The nation's four biggest banks are expected to spend a cumulative $44 billion on buybacks this year, assuming they're cleared to do so by the Federal Reserve. Investors will learn whether this is the case on Wednesday, when the central bank is set to release results from this year's Comprehensive Capital Analysis and Review, or CCAR. That would equate to a $15 billion, or 52%, boost over 2016.

Bank

Est. 2017 Buybacks (Millions)

2016 Buybacks (Millions)

Bank of America

$11,715

$7,134

Citigroup

$11,968

$9,169

JPMorgan Chase

$13,018

$6,912

Wells Fargo

$6,818

$5,460

Data source: KBW.

The CCAR is the second stage in the stress tests administered each year by the Fed. The purpose of the stress tests is to gauge whether large banks -- those with more than $50 billion in assets on their balance sheet -- have enough high-quality capital to survive an acute economic downturn akin to the financial crisis.
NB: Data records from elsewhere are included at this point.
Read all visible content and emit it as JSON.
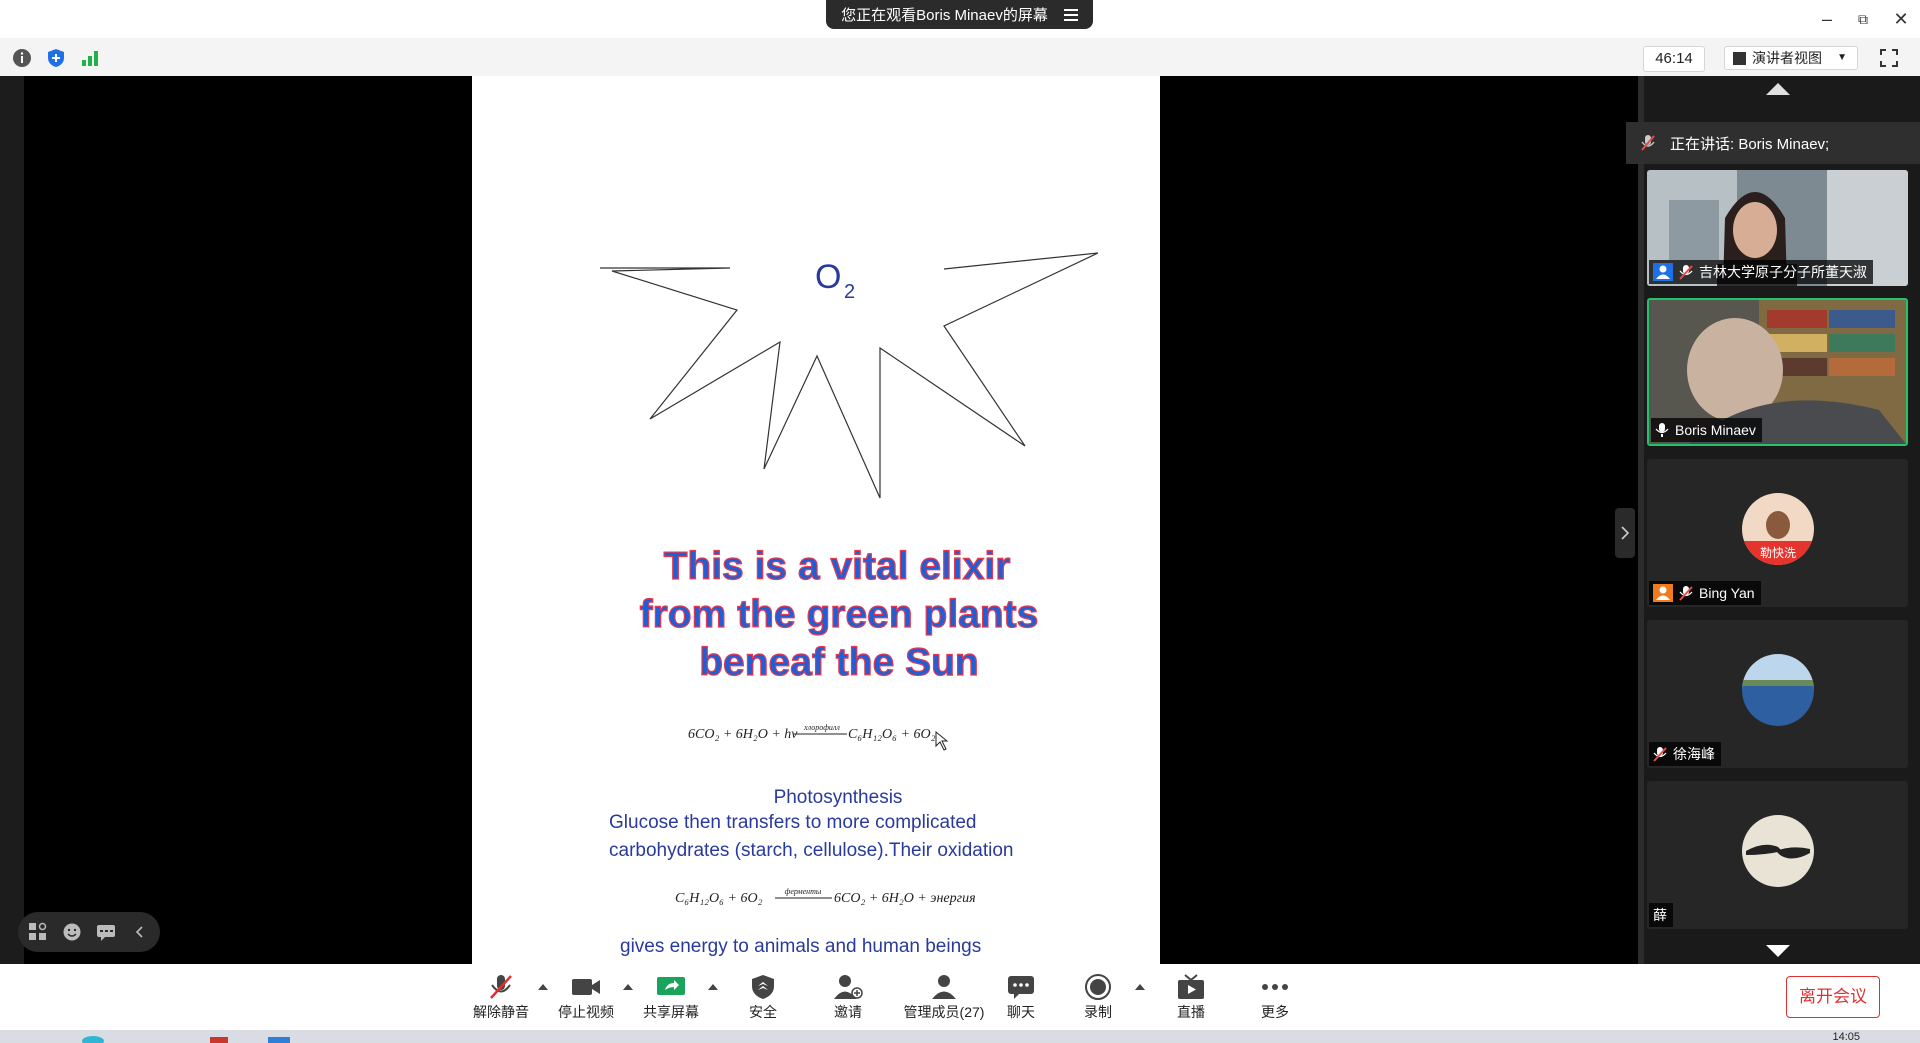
{
  "window": {
    "share_banner": "您正在观看Boris Minaev的屏幕"
  },
  "toolbar": {
    "timer": "46:14",
    "view_mode": "演讲者视图"
  },
  "slide": {
    "molecule": "O",
    "molecule_sub": "2",
    "headline_lines": [
      "This is a vital elixir",
      "from the green plants",
      "beneaf the Sun"
    ],
    "equation1_left": "6CO₂ + 6H₂O + hν",
    "equation1_over": "хлорофилл",
    "equation1_right": "C₆H₁₂O₆ + 6O₂",
    "caption_title": "Photosynthesis",
    "caption_line1": "Glucose then transfers to more complicated",
    "caption_line2": "carbohydrates (starch, cellulose).Their oxidation",
    "equation2_left": "C₆H₁₂O₆ + 6O₂",
    "equation2_over": "ферменты",
    "equation2_right": "6CO₂ + 6H₂O + энергия",
    "footer": "gives energy to animals and human beings"
  },
  "panel": {
    "speaking": "正在讲话: Boris Minaev;",
    "participants": [
      {
        "name": "吉林大学原子分子所董天淑",
        "muted": true
      },
      {
        "name": "Boris Minaev",
        "muted": false
      },
      {
        "name": "Bing Yan",
        "muted": true,
        "avatar_text": "勒快洗"
      },
      {
        "name": "徐海峰",
        "muted": true
      },
      {
        "name": "薛",
        "muted": false
      }
    ]
  },
  "bottom": {
    "unmute": "解除静音",
    "stop_video": "停止视频",
    "share": "共享屏幕",
    "security": "安全",
    "invite": "邀请",
    "participants": "管理成员(27)",
    "chat": "聊天",
    "record": "录制",
    "live": "直播",
    "more": "更多",
    "leave": "离开会议"
  },
  "taskbar": {
    "clock": "14:05"
  },
  "colors": {
    "accent_green": "#24c26a",
    "leave_red": "#e02f2f",
    "headline_blue": "#1d5fd6",
    "caption_blue": "#2a3a9c"
  }
}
The first round, referred to as the Dodd-Frank Act stress tests, or DFAST, is purely quantitative in nature. Banks either have enough capital to pass it or they don't. The key threshold is a common equity tier 1 capital ratio, or CET1 ratio, of 4.5%. So long as a bank's regulatory capital stays above that, it's good to go.

This wasn't a problem for any of these four banks -- or, quite frankly, for any of the 34 banks that took this year's test. Wells Fargo's CET1 ratio bottomed out at 8.6% at the nadir of the test's nine-quarter horizon. Meanwhile, Citigroup, JPMorgan Chase, and Bank of America's low points weighed in at 9.7%, 9.1%, and 8.9%, respectively.

Bank of America's headquarters looms over downtown Charlotte, North Carolina.

Bank of America's headquarters looms over downtown Charlotte, North Carolina. Image source: Getty Images.

These banks thus head into the 2017 CCAR with an overabundance of capital in excess of the regulatory minimum. It's for this reason that analysts expect JPMorgan Chase, Bank of America, Wells Fargo, and Citigroup to all request, and get approval for, meaningful increases in the amount of capital they return to shareholders.

Banks can do this in one of two ways. They can increase their quarterly dividend payouts, which all four of these banks are expected to do this year. A bank can also return capital by buying back stock, as doing so consolidates ownership around fewer shareholders and therefore makes their remaining stakes more valuable.

It's always possible, of course, that any or all of these banks could run into problems on this year's CCAR that would prevent them from accelerating their capital return programs. But assuming they don't, and that seems to be the likeliest outcome, then shareholders in these banks could be in for a capital windfall.

John Maxfield owns shares of Bank of America and Wells Fargo. The Motley Fool has no position in any of the stocks mentioned. The Motley Fool has a disclosure policy.